■ Information provided ■
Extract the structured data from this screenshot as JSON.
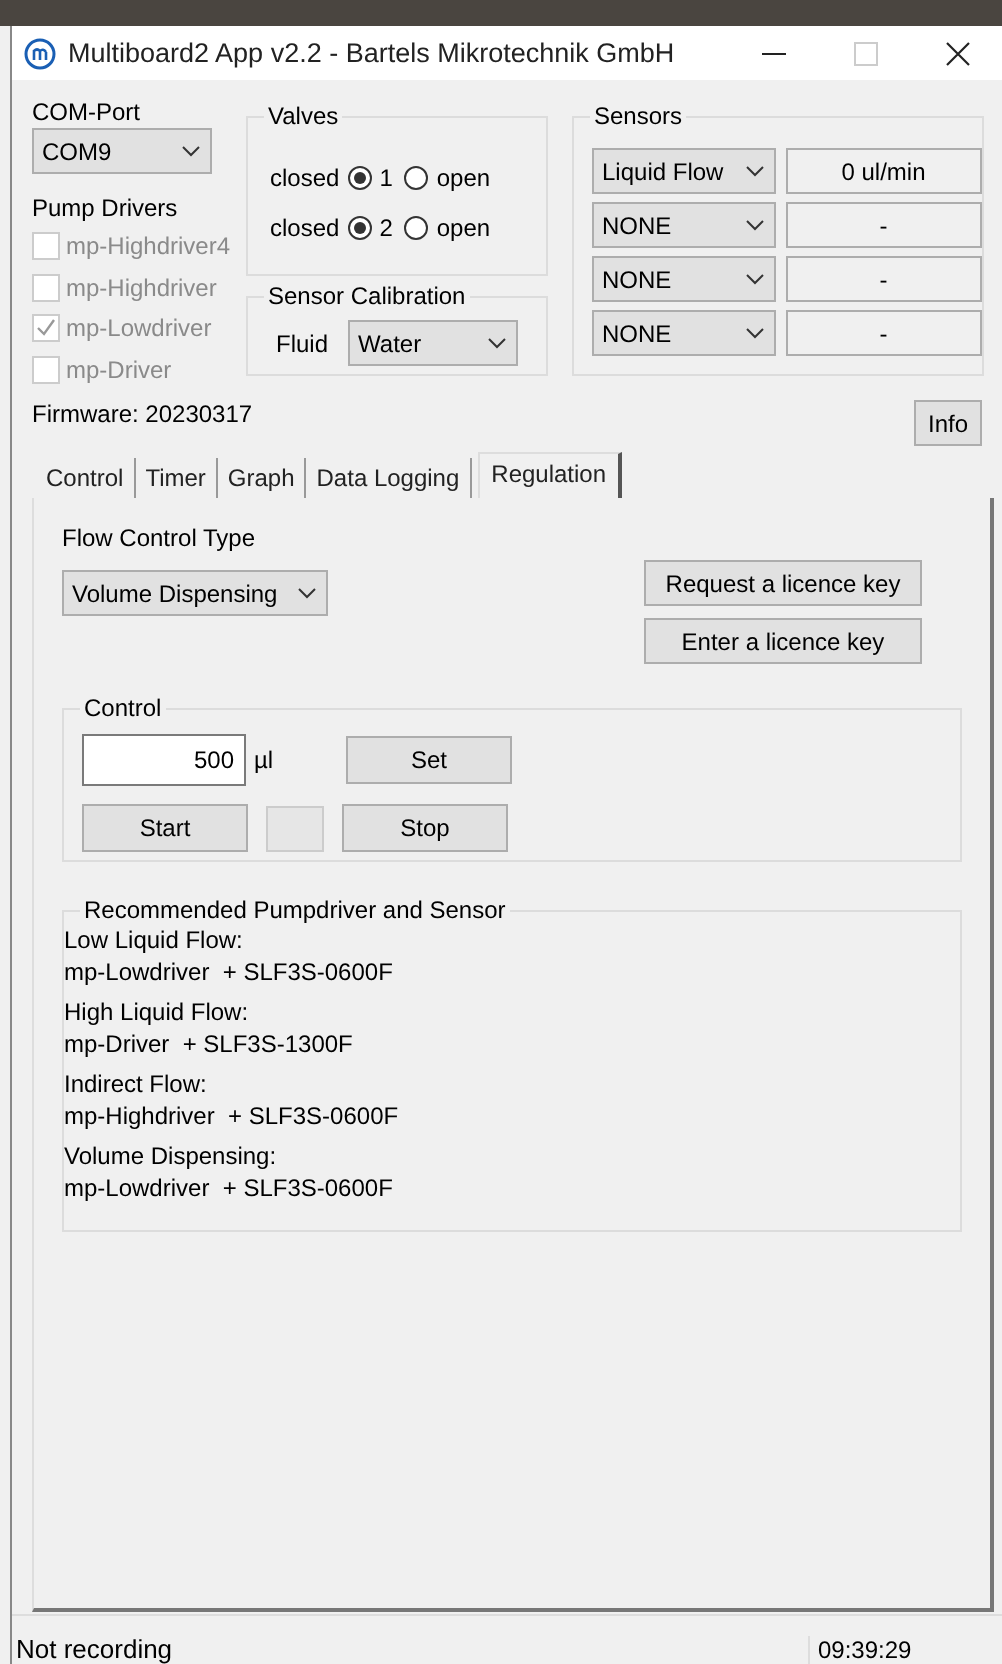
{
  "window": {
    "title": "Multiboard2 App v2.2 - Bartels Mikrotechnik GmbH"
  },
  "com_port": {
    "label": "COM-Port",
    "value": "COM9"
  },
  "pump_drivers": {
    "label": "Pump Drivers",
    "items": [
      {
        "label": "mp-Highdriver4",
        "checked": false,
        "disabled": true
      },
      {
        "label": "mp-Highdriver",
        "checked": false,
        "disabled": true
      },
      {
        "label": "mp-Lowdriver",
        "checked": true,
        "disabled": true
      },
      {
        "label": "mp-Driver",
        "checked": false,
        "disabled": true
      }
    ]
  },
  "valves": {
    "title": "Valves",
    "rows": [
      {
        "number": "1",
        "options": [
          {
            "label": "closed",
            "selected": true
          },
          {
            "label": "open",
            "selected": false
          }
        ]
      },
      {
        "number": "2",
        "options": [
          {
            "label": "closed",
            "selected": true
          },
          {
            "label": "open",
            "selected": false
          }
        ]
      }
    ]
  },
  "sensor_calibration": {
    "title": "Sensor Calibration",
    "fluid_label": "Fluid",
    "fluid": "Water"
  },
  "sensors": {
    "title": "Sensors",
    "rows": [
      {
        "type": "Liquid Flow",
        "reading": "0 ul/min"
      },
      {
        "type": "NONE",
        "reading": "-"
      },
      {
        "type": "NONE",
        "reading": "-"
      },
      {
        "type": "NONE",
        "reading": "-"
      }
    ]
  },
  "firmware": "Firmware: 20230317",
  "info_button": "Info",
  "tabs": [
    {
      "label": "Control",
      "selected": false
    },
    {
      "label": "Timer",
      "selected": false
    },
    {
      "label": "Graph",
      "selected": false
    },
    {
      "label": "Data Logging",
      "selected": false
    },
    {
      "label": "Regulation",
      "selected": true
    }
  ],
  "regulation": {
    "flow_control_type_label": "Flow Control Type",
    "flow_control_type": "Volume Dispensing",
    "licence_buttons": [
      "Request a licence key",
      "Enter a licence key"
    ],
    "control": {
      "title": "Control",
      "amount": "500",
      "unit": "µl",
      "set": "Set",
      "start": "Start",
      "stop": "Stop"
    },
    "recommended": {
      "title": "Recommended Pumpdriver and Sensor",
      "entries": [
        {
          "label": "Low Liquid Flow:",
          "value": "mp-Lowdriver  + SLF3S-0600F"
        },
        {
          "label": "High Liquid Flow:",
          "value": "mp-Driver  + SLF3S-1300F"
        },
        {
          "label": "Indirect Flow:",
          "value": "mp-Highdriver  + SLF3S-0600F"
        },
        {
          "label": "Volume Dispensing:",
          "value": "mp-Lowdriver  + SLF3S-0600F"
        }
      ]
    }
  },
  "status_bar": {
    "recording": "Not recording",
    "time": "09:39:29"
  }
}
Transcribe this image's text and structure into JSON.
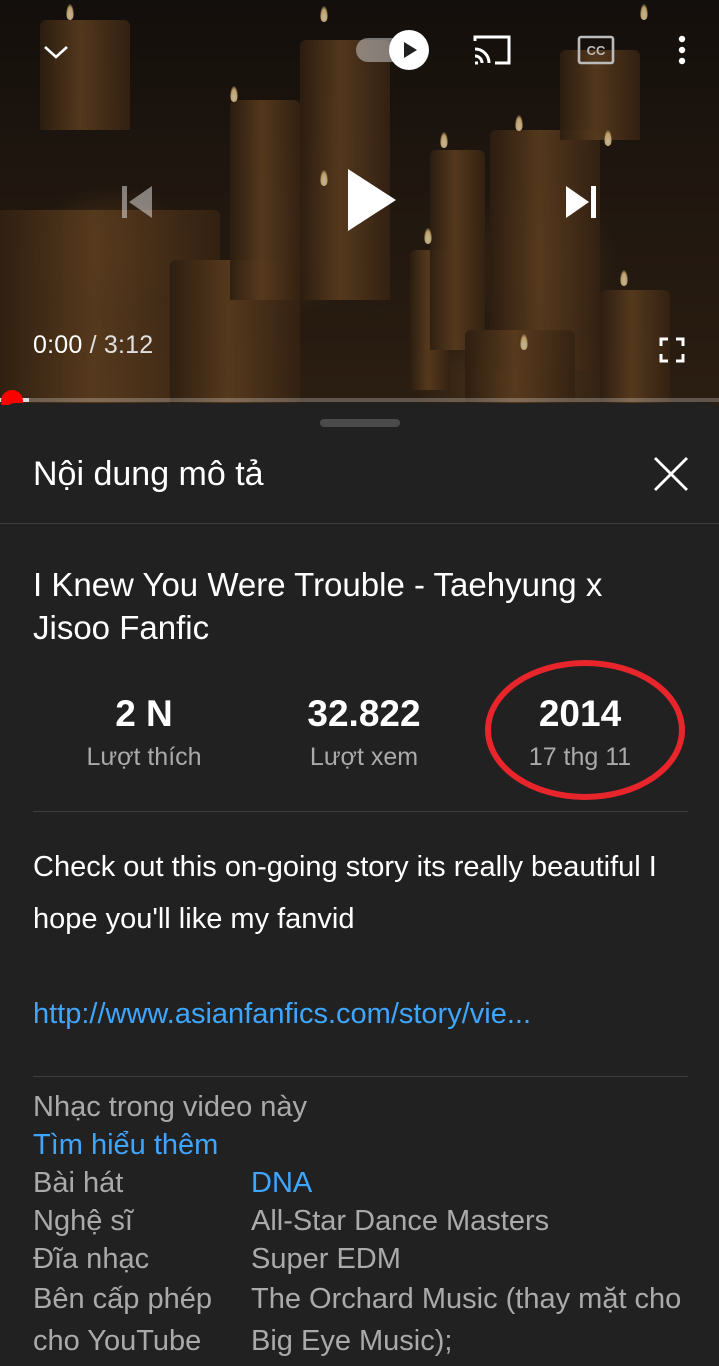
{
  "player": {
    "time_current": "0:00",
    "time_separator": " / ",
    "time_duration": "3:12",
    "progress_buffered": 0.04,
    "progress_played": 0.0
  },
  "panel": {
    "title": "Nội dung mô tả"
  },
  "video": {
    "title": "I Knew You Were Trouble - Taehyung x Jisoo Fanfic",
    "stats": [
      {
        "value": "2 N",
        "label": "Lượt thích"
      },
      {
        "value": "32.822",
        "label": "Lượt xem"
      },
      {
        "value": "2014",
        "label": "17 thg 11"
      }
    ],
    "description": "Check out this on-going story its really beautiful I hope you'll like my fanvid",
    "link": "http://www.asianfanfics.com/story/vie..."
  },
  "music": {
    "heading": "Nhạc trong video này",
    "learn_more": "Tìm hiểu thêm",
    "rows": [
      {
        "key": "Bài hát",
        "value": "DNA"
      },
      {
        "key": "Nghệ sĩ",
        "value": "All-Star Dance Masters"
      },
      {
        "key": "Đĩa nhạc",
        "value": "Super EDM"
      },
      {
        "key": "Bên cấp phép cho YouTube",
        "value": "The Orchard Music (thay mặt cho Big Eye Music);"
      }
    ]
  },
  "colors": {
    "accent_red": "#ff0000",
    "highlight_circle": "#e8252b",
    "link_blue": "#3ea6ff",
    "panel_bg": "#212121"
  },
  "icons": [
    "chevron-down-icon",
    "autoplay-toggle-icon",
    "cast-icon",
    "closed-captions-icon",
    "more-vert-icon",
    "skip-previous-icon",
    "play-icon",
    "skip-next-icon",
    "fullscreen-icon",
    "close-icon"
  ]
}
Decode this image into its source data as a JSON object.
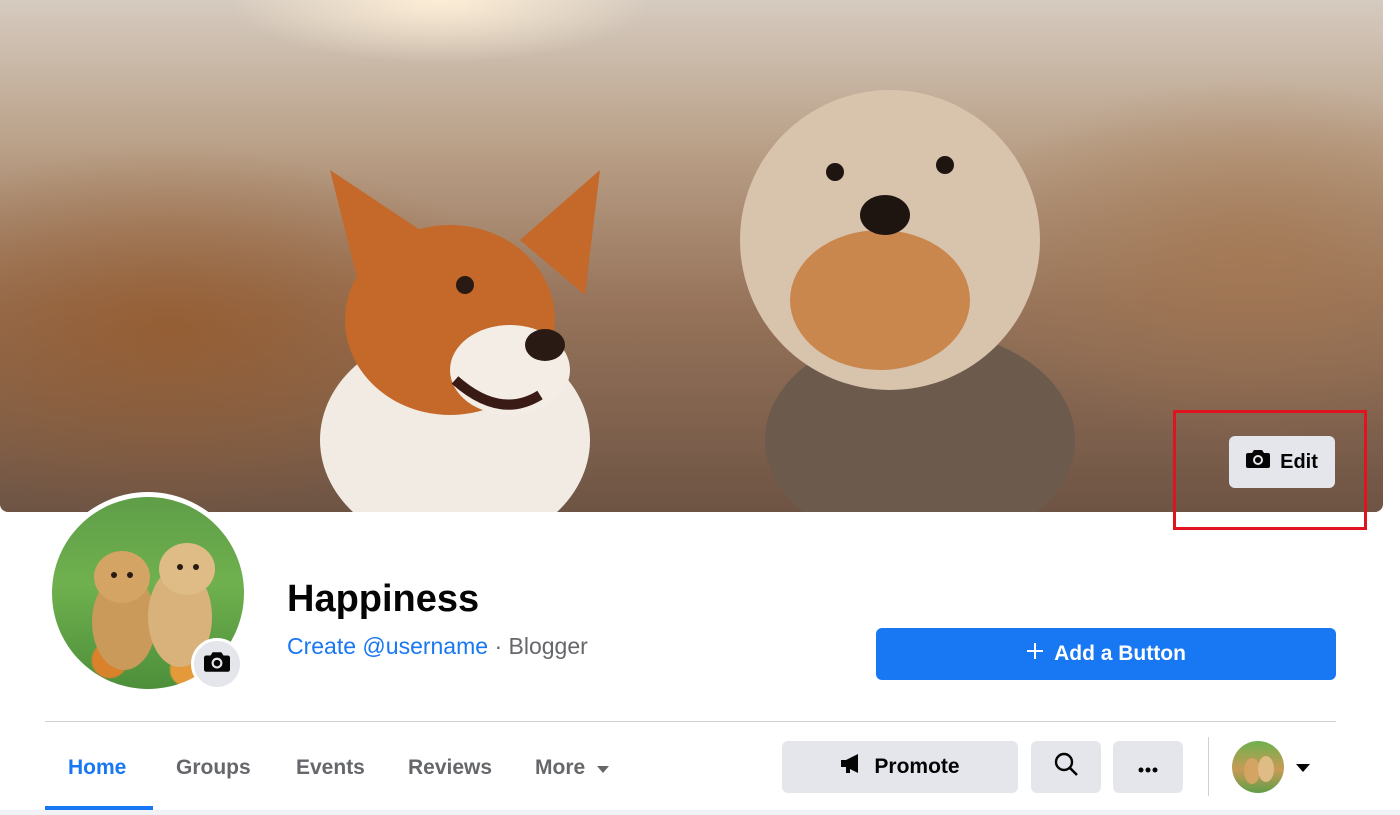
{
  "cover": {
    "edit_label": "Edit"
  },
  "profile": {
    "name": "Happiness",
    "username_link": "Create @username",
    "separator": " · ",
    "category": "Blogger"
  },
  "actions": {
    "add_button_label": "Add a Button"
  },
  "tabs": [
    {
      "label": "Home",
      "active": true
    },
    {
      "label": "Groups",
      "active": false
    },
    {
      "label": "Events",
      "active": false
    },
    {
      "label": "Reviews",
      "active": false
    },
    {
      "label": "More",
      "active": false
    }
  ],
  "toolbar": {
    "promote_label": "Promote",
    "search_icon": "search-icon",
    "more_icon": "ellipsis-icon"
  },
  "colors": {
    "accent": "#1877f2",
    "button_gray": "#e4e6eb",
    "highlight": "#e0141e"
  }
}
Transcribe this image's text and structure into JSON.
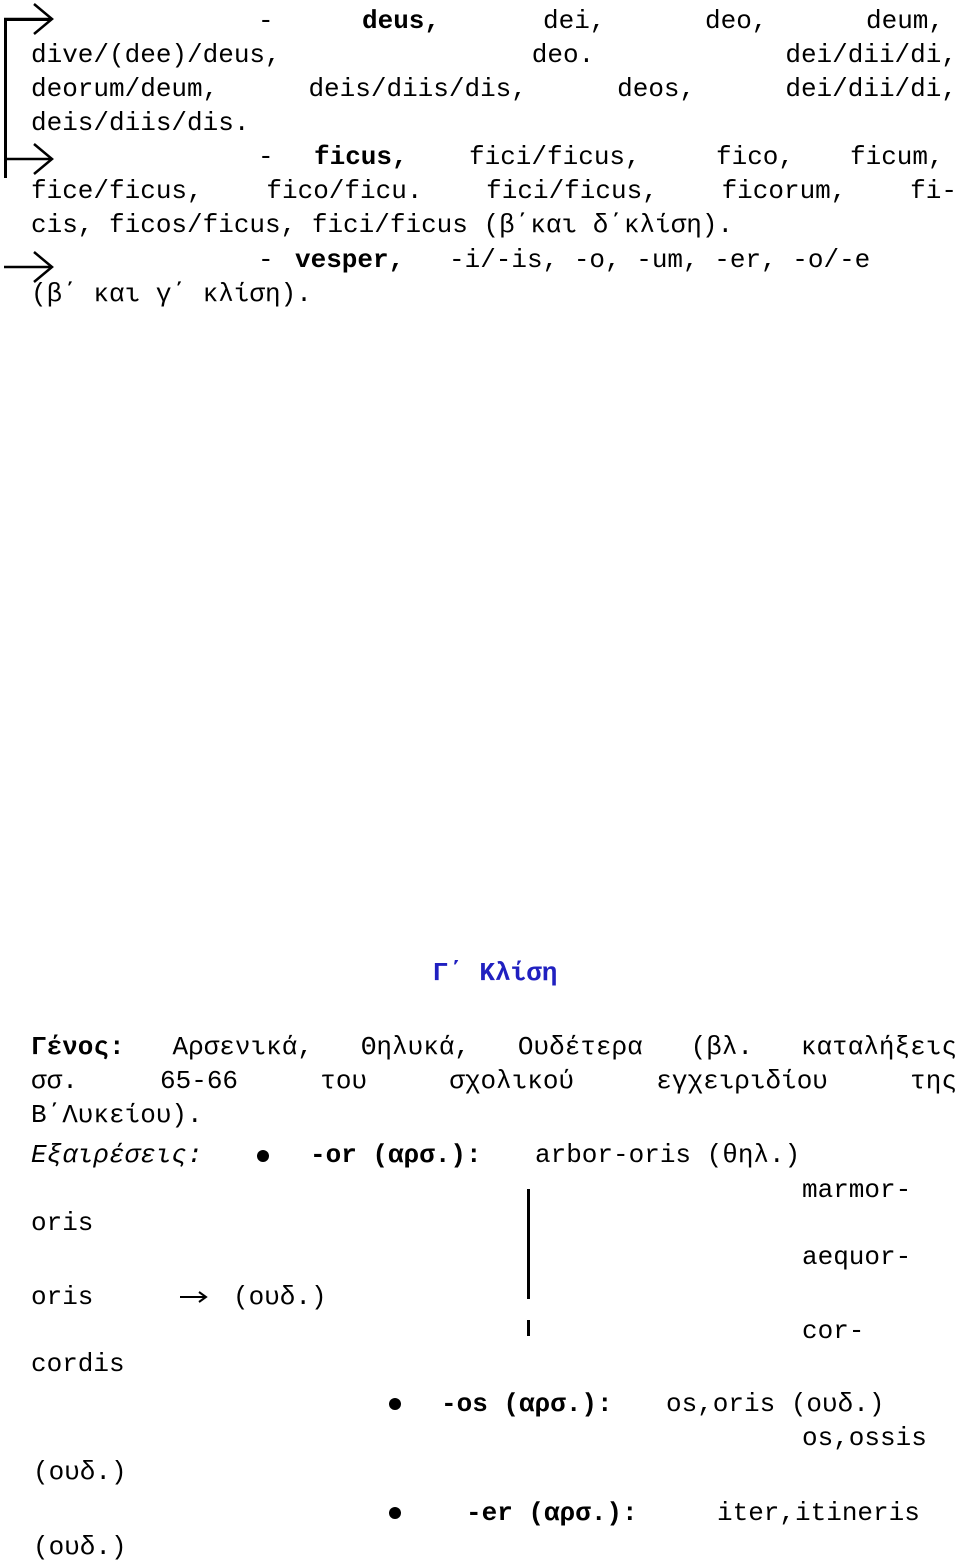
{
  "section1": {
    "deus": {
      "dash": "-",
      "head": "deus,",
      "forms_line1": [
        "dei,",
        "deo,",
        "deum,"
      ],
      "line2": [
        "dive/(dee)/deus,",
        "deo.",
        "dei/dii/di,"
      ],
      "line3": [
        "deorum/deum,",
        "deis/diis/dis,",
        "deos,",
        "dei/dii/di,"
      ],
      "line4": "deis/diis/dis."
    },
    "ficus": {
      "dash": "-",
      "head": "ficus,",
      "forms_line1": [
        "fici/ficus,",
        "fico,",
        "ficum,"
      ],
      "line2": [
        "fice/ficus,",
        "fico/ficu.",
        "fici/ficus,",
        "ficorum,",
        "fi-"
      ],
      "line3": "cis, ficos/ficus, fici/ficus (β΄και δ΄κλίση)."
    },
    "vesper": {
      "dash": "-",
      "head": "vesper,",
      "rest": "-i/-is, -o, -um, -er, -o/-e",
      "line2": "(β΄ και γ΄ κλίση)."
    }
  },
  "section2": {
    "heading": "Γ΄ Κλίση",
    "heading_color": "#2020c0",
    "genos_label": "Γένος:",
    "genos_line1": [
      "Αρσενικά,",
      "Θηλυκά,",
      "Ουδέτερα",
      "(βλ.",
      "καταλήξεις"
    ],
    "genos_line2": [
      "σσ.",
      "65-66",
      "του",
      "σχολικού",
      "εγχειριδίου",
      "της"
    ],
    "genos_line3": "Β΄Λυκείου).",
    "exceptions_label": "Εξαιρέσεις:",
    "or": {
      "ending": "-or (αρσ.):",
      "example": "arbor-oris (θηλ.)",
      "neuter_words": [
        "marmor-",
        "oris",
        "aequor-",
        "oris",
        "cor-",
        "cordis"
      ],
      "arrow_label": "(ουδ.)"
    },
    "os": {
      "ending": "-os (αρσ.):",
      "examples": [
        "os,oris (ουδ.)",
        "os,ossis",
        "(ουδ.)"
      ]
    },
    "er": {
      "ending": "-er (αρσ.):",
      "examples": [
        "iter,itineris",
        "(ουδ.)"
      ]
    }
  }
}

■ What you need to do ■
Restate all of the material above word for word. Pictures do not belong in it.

■ Answer to this exercise ■
Extract the structured data from this screenshot as JSON.
{
  "window": {
    "title": "Multiboard2 App v2.2 - Bartels Mikrotechnik GmbH"
  },
  "com_port": {
    "label": "COM-Port",
    "value": "COM9"
  },
  "pump_drivers": {
    "label": "Pump Drivers",
    "items": [
      {
        "label": "mp-Highdriver4",
        "checked": false,
        "disabled": true
      },
      {
        "label": "mp-Highdriver",
        "checked": false,
        "disabled": true
      },
      {
        "label": "mp-Lowdriver",
        "checked": true,
        "disabled": true
      },
      {
        "label": "mp-Driver",
        "checked": false,
        "disabled": true
      }
    ]
  },
  "valves": {
    "title": "Valves",
    "rows": [
      {
        "number": "1",
        "options": [
          {
            "label": "closed",
            "selected": true
          },
          {
            "label": "open",
            "selected": false
          }
        ]
      },
      {
        "number": "2",
        "options": [
          {
            "label": "closed",
            "selected": true
          },
          {
            "label": "open",
            "selected": false
          }
        ]
      }
    ]
  },
  "sensor_calibration": {
    "title": "Sensor Calibration",
    "fluid_label": "Fluid",
    "fluid": "Water"
  },
  "sensors": {
    "title": "Sensors",
    "rows": [
      {
        "type": "Liquid Flow",
        "reading": "0 ul/min"
      },
      {
        "type": "NONE",
        "reading": "-"
      },
      {
        "type": "NONE",
        "reading": "-"
      },
      {
        "type": "NONE",
        "reading": "-"
      }
    ]
  },
  "firmware": "Firmware: 20230317",
  "info_button": "Info",
  "tabs": [
    {
      "label": "Control",
      "selected": false
    },
    {
      "label": "Timer",
      "selected": false
    },
    {
      "label": "Graph",
      "selected": false
    },
    {
      "label": "Data Logging",
      "selected": false
    },
    {
      "label": "Regulation",
      "selected": true
    }
  ],
  "regulation": {
    "flow_control_type_label": "Flow Control Type",
    "flow_control_type": "Volume Dispensing",
    "licence_buttons": [
      "Request a licence key",
      "Enter a licence key"
    ],
    "control": {
      "title": "Control",
      "amount": "500",
      "unit": "µl",
      "set": "Set",
      "start": "Start",
      "stop": "Stop"
    },
    "recommended": {
      "title": "Recommended Pumpdriver and Sensor",
      "entries": [
        {
          "label": "Low Liquid Flow:",
          "value": "mp-Lowdriver  + SLF3S-0600F"
        },
        {
          "label": "High Liquid Flow:",
          "value": "mp-Driver  + SLF3S-1300F"
        },
        {
          "label": "Indirect Flow:",
          "value": "mp-Highdriver  + SLF3S-0600F"
        },
        {
          "label": "Volume Dispensing:",
          "value": "mp-Lowdriver  + SLF3S-0600F"
        }
      ]
    }
  },
  "status_bar": {
    "recording": "Not recording",
    "time": "09:39:29"
  }
}
Transcribe this image's text and structure into JSON.
{
  "player": {
    "time_current": "0:00",
    "time_separator": " / ",
    "time_duration": "3:12",
    "progress_buffered": 0.04,
    "progress_played": 0.0
  },
  "panel": {
    "title": "Nội dung mô tả"
  },
  "video": {
    "title": "I Knew You Were Trouble - Taehyung x Jisoo Fanfic",
    "stats": [
      {
        "value": "2 N",
        "label": "Lượt thích"
      },
      {
        "value": "32.822",
        "label": "Lượt xem"
      },
      {
        "value": "2014",
        "label": "17 thg 11"
      }
    ],
    "description": "Check out this on-going story its really beautiful I hope you'll like my fanvid",
    "link": "http://www.asianfanfics.com/story/vie..."
  },
  "music": {
    "heading": "Nhạc trong video này",
    "learn_more": "Tìm hiểu thêm",
    "rows": [
      {
        "key": "Bài hát",
        "value": "DNA"
      },
      {
        "key": "Nghệ sĩ",
        "value": "All-Star Dance Masters"
      },
      {
        "key": "Đĩa nhạc",
        "value": "Super EDM"
      },
      {
        "key": "Bên cấp phép cho YouTube",
        "value": "The Orchard Music (thay mặt cho Big Eye Music);"
      }
    ]
  },
  "colors": {
    "accent_red": "#ff0000",
    "highlight_circle": "#e8252b",
    "link_blue": "#3ea6ff",
    "panel_bg": "#212121"
  },
  "icons": [
    "chevron-down-icon",
    "autoplay-toggle-icon",
    "cast-icon",
    "closed-captions-icon",
    "more-vert-icon",
    "skip-previous-icon",
    "play-icon",
    "skip-next-icon",
    "fullscreen-icon",
    "close-icon"
  ]
}
Decode this image into its source data as a JSON object.
{
  "cover": {
    "edit_label": "Edit"
  },
  "profile": {
    "name": "Happiness",
    "username_link": "Create @username",
    "separator": " · ",
    "category": "Blogger"
  },
  "actions": {
    "add_button_label": "Add a Button"
  },
  "tabs": [
    {
      "label": "Home",
      "active": true
    },
    {
      "label": "Groups",
      "active": false
    },
    {
      "label": "Events",
      "active": false
    },
    {
      "label": "Reviews",
      "active": false
    },
    {
      "label": "More",
      "active": false
    }
  ],
  "toolbar": {
    "promote_label": "Promote",
    "search_icon": "search-icon",
    "more_icon": "ellipsis-icon"
  },
  "colors": {
    "accent": "#1877f2",
    "button_gray": "#e4e6eb",
    "highlight": "#e0141e"
  }
}
Transcribe this image's text and structure into JSON.
{
  "section1": {
    "deus": {
      "dash": "-",
      "head": "deus,",
      "forms_line1": [
        "dei,",
        "deo,",
        "deum,"
      ],
      "line2": [
        "dive/(dee)/deus,",
        "deo.",
        "dei/dii/di,"
      ],
      "line3": [
        "deorum/deum,",
        "deis/diis/dis,",
        "deos,",
        "dei/dii/di,"
      ],
      "line4": "deis/diis/dis."
    },
    "ficus": {
      "dash": "-",
      "head": "ficus,",
      "forms_line1": [
        "fici/ficus,",
        "fico,",
        "ficum,"
      ],
      "line2": [
        "fice/ficus,",
        "fico/ficu.",
        "fici/ficus,",
        "ficorum,",
        "fi-"
      ],
      "line3": "cis, ficos/ficus, fici/ficus (β΄και δ΄κλίση)."
    },
    "vesper": {
      "dash": "-",
      "head": "vesper,",
      "rest": "-i/-is, -o, -um, -er, -o/-e",
      "line2": "(β΄ και γ΄ κλίση)."
    }
  },
  "section2": {
    "heading": "Γ΄ Κλίση",
    "heading_color": "#2020c0",
    "genos_label": "Γένος:",
    "genos_line1": [
      "Αρσενικά,",
      "Θηλυκά,",
      "Ουδέτερα",
      "(βλ.",
      "καταλήξεις"
    ],
    "genos_line2": [
      "σσ.",
      "65-66",
      "του",
      "σχολικού",
      "εγχειριδίου",
      "της"
    ],
    "genos_line3": "Β΄Λυκείου).",
    "exceptions_label": "Εξαιρέσεις:",
    "or": {
      "ending": "-or (αρσ.):",
      "example": "arbor-oris (θηλ.)",
      "neuter_words": [
        "marmor-",
        "oris",
        "aequor-",
        "oris",
        "cor-",
        "cordis"
      ],
      "arrow_label": "(ουδ.)"
    },
    "os": {
      "ending": "-os (αρσ.):",
      "examples": [
        "os,oris (ουδ.)",
        "os,ossis",
        "(ουδ.)"
      ]
    },
    "er": {
      "ending": "-er (αρσ.):",
      "examples": [
        "iter,itineris",
        "(ουδ.)"
      ]
    }
  }
}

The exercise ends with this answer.